Records supplied:
━━━━━━━━━━━━━━━━━━━━━━━━━━━━━━
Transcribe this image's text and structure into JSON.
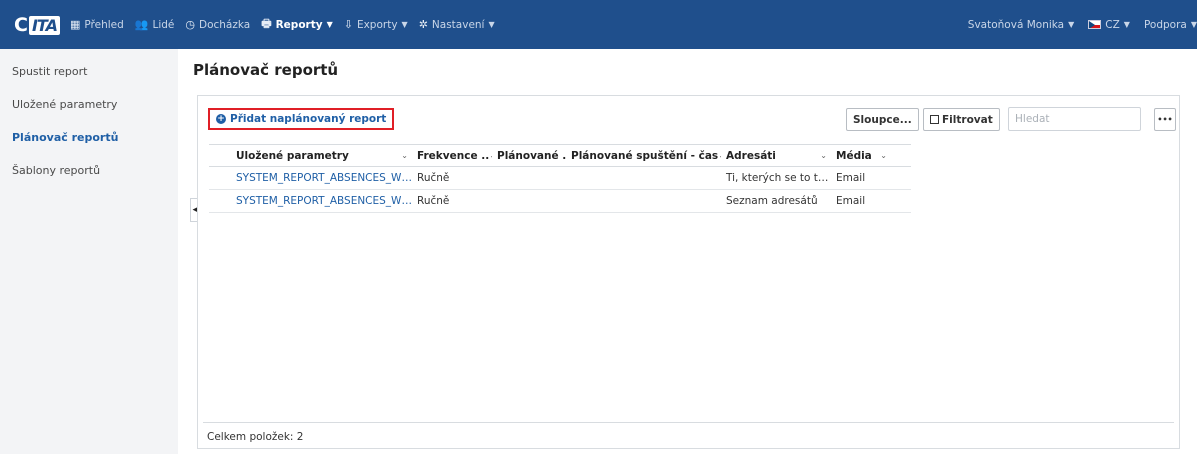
{
  "navbar": {
    "logo_c": "C",
    "logo_ita": "ITA",
    "items": [
      {
        "label": "Přehled",
        "icon": "grid-icon"
      },
      {
        "label": "Lidé",
        "icon": "users-icon"
      },
      {
        "label": "Docházka",
        "icon": "clock-icon"
      },
      {
        "label": "Reporty",
        "icon": "print-icon"
      },
      {
        "label": "Exporty",
        "icon": "export-icon"
      },
      {
        "label": "Nastavení",
        "icon": "gear-icon"
      }
    ],
    "user": "Svatoňová Monika",
    "language": "CZ",
    "support": "Podpora"
  },
  "sidebar": {
    "items": [
      {
        "label": "Spustit report"
      },
      {
        "label": "Uložené parametry"
      },
      {
        "label": "Plánovač reportů"
      },
      {
        "label": "Šablony reportů"
      }
    ]
  },
  "page": {
    "title": "Plánovač reportů",
    "add_label": "Přidat naplánovaný report",
    "columns_button": "Sloupce...",
    "filter_button": "Filtrovat",
    "search_placeholder": "Hledat",
    "more_button": "•••"
  },
  "table": {
    "headers": [
      "Uložené parametry",
      "Frekvence ..",
      "Plánované ..",
      "Plánované spuštění - čas",
      "Adresáti",
      "Média"
    ],
    "rows": [
      [
        "SYSTEM_REPORT_ABSENCES_WIDGET...",
        "Ručně",
        "",
        "",
        "Ti, kterých se to týká",
        "Email"
      ],
      [
        "SYSTEM_REPORT_ABSENCES_WIDGET...",
        "Ručně",
        "",
        "",
        "Seznam adresátů",
        "Email"
      ]
    ]
  },
  "footer": {
    "total": "Celkem položek: 2"
  },
  "colors": {
    "navbar": "#1f4f8c",
    "accent": "#1f5fa6",
    "highlight_border": "#e01f26"
  }
}
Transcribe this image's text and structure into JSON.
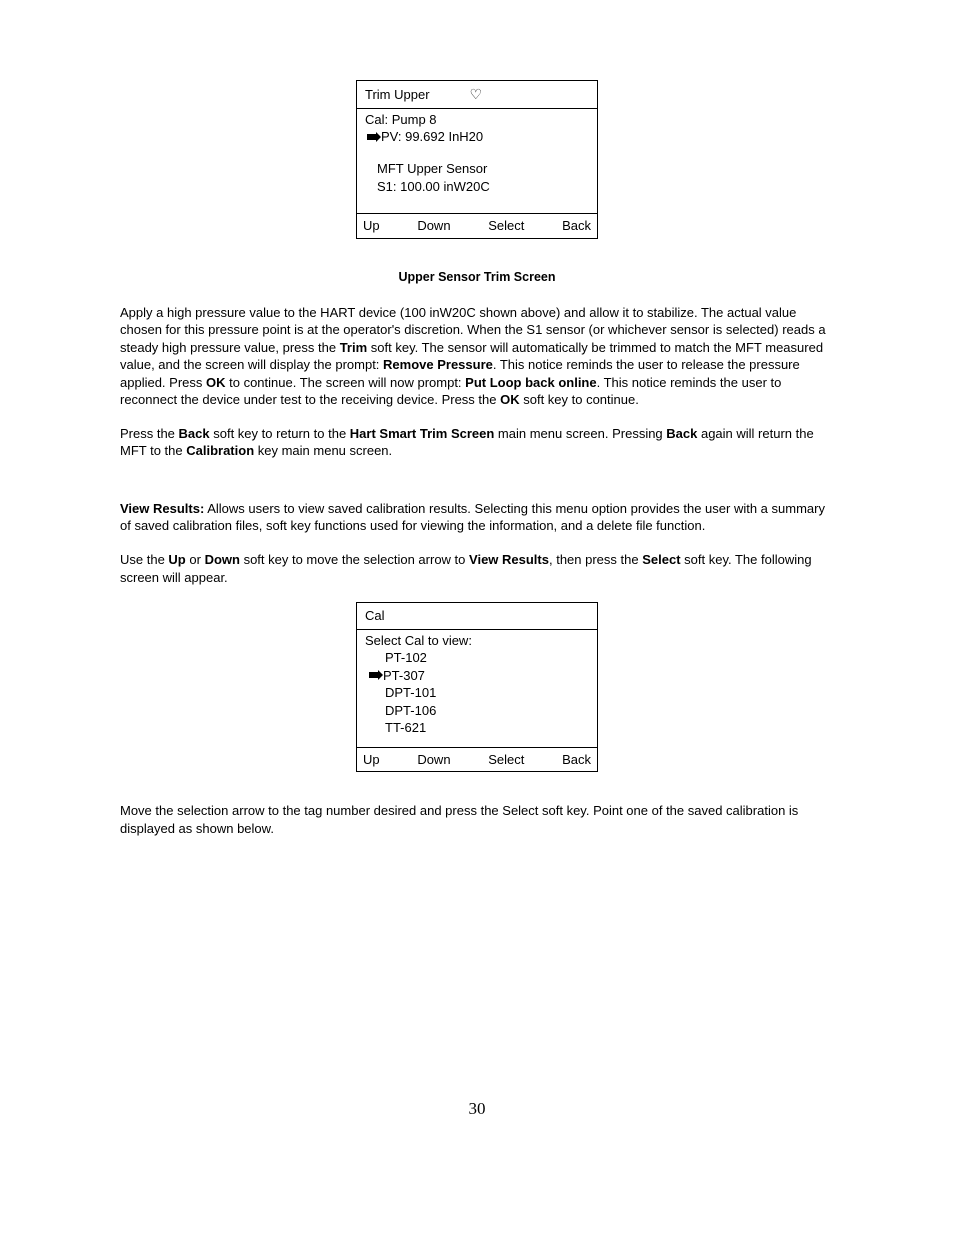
{
  "screen1": {
    "title": "Trim Upper",
    "heart": "♡",
    "line1": "Cal: Pump 8",
    "pv": "PV: 99.692 InH20",
    "mft": "MFT Upper Sensor",
    "s1": "S1:  100.00 inW20C",
    "keys": {
      "up": "Up",
      "down": "Down",
      "select": "Select",
      "back": "Back"
    }
  },
  "caption1": "Upper Sensor Trim Screen",
  "para1": {
    "t1": "Apply a high pressure value to the HART device (100 inW20C shown above) and allow it to stabilize. The actual value chosen for this pressure point is at the operator's discretion. When the S1 sensor (or whichever sensor is selected) reads a steady high pressure value, press the ",
    "b1": "Trim",
    "t2": " soft key. The sensor will automatically be trimmed to match the MFT measured value, and the screen will display the prompt: ",
    "b2": "Remove Pressure",
    "t3": ". This notice reminds the user to release the pressure applied. Press ",
    "b3": "OK",
    "t4": " to continue. The screen will now prompt: ",
    "b4": "Put Loop back online",
    "t5": ".  This notice reminds the user to reconnect the device under test to the receiving device.  Press the ",
    "b5": "OK",
    "t6": " soft key to continue."
  },
  "para2": {
    "t1": "Press the ",
    "b1": "Back",
    "t2": " soft key to return to the ",
    "b2": "Hart Smart Trim Screen",
    "t3": " main menu screen. Pressing ",
    "b3": "Back",
    "t4": " again will return the MFT to the ",
    "b4": "Calibration",
    "t5": " key main menu screen."
  },
  "para3": {
    "b1": "View Results:",
    "t1": " Allows users to view saved calibration results.  Selecting this menu option provides the user with a summary of saved calibration files, soft key functions used for viewing the information, and a delete file function."
  },
  "para4": {
    "t1": "Use the ",
    "b1": "Up",
    "t2": " or ",
    "b2": "Down",
    "t3": " soft key to move the selection arrow to ",
    "b3": "View Results",
    "t4": ", then press the ",
    "b4": "Select",
    "t5": " soft key. The following screen will appear."
  },
  "screen2": {
    "title": "Cal",
    "line1": "Select Cal to view:",
    "items": [
      "PT-102",
      "PT-307",
      "DPT-101",
      "DPT-106",
      "TT-621"
    ],
    "selected_index": 1,
    "keys": {
      "up": "Up",
      "down": "Down",
      "select": "Select",
      "back": "Back"
    }
  },
  "para5": "Move the selection arrow to the tag number desired and press the Select soft key.  Point one of the saved calibration is displayed as shown below.",
  "page_number": "30"
}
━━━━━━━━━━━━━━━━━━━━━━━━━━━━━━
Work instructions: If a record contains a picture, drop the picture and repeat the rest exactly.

Exercise output:
Transcribe this image's text and structure into JSON.
{
  "navbar": {
    "logo_c": "C",
    "logo_ita": "ITA",
    "items": [
      {
        "label": "Přehled",
        "icon": "grid-icon"
      },
      {
        "label": "Lidé",
        "icon": "users-icon"
      },
      {
        "label": "Docházka",
        "icon": "clock-icon"
      },
      {
        "label": "Reporty",
        "icon": "print-icon"
      },
      {
        "label": "Exporty",
        "icon": "export-icon"
      },
      {
        "label": "Nastavení",
        "icon": "gear-icon"
      }
    ],
    "user": "Svatoňová Monika",
    "language": "CZ",
    "support": "Podpora"
  },
  "sidebar": {
    "items": [
      {
        "label": "Spustit report"
      },
      {
        "label": "Uložené parametry"
      },
      {
        "label": "Plánovač reportů"
      },
      {
        "label": "Šablony reportů"
      }
    ]
  },
  "page": {
    "title": "Plánovač reportů",
    "add_label": "Přidat naplánovaný report",
    "columns_button": "Sloupce...",
    "filter_button": "Filtrovat",
    "search_placeholder": "Hledat",
    "more_button": "•••"
  },
  "table": {
    "headers": [
      "Uložené parametry",
      "Frekvence ..",
      "Plánované ..",
      "Plánované spuštění - čas",
      "Adresáti",
      "Média"
    ],
    "rows": [
      [
        "SYSTEM_REPORT_ABSENCES_WIDGET...",
        "Ručně",
        "",
        "",
        "Ti, kterých se to týká",
        "Email"
      ],
      [
        "SYSTEM_REPORT_ABSENCES_WIDGET...",
        "Ručně",
        "",
        "",
        "Seznam adresátů",
        "Email"
      ]
    ]
  },
  "footer": {
    "total": "Celkem položek: 2"
  },
  "colors": {
    "navbar": "#1f4f8c",
    "accent": "#1f5fa6",
    "highlight_border": "#e01f26"
  }
}
Transcribe this image's text and structure into JSON.
{
  "screen1": {
    "title": "Trim Upper",
    "heart": "♡",
    "line1": "Cal: Pump 8",
    "pv": "PV: 99.692 InH20",
    "mft": "MFT Upper Sensor",
    "s1": "S1:  100.00 inW20C",
    "keys": {
      "up": "Up",
      "down": "Down",
      "select": "Select",
      "back": "Back"
    }
  },
  "caption1": "Upper Sensor Trim Screen",
  "para1": {
    "t1": "Apply a high pressure value to the HART device (100 inW20C shown above) and allow it to stabilize. The actual value chosen for this pressure point is at the operator's discretion. When the S1 sensor (or whichever sensor is selected) reads a steady high pressure value, press the ",
    "b1": "Trim",
    "t2": " soft key. The sensor will automatically be trimmed to match the MFT measured value, and the screen will display the prompt: ",
    "b2": "Remove Pressure",
    "t3": ". This notice reminds the user to release the pressure applied. Press ",
    "b3": "OK",
    "t4": " to continue. The screen will now prompt: ",
    "b4": "Put Loop back online",
    "t5": ".  This notice reminds the user to reconnect the device under test to the receiving device.  Press the ",
    "b5": "OK",
    "t6": " soft key to continue."
  },
  "para2": {
    "t1": "Press the ",
    "b1": "Back",
    "t2": " soft key to return to the ",
    "b2": "Hart Smart Trim Screen",
    "t3": " main menu screen. Pressing ",
    "b3": "Back",
    "t4": " again will return the MFT to the ",
    "b4": "Calibration",
    "t5": " key main menu screen."
  },
  "para3": {
    "b1": "View Results:",
    "t1": " Allows users to view saved calibration results.  Selecting this menu option provides the user with a summary of saved calibration files, soft key functions used for viewing the information, and a delete file function."
  },
  "para4": {
    "t1": "Use the ",
    "b1": "Up",
    "t2": " or ",
    "b2": "Down",
    "t3": " soft key to move the selection arrow to ",
    "b3": "View Results",
    "t4": ", then press the ",
    "b4": "Select",
    "t5": " soft key. The following screen will appear."
  },
  "screen2": {
    "title": "Cal",
    "line1": "Select Cal to view:",
    "items": [
      "PT-102",
      "PT-307",
      "DPT-101",
      "DPT-106",
      "TT-621"
    ],
    "selected_index": 1,
    "keys": {
      "up": "Up",
      "down": "Down",
      "select": "Select",
      "back": "Back"
    }
  },
  "para5": "Move the selection arrow to the tag number desired and press the Select soft key.  Point one of the saved calibration is displayed as shown below.",
  "page_number": "30"
}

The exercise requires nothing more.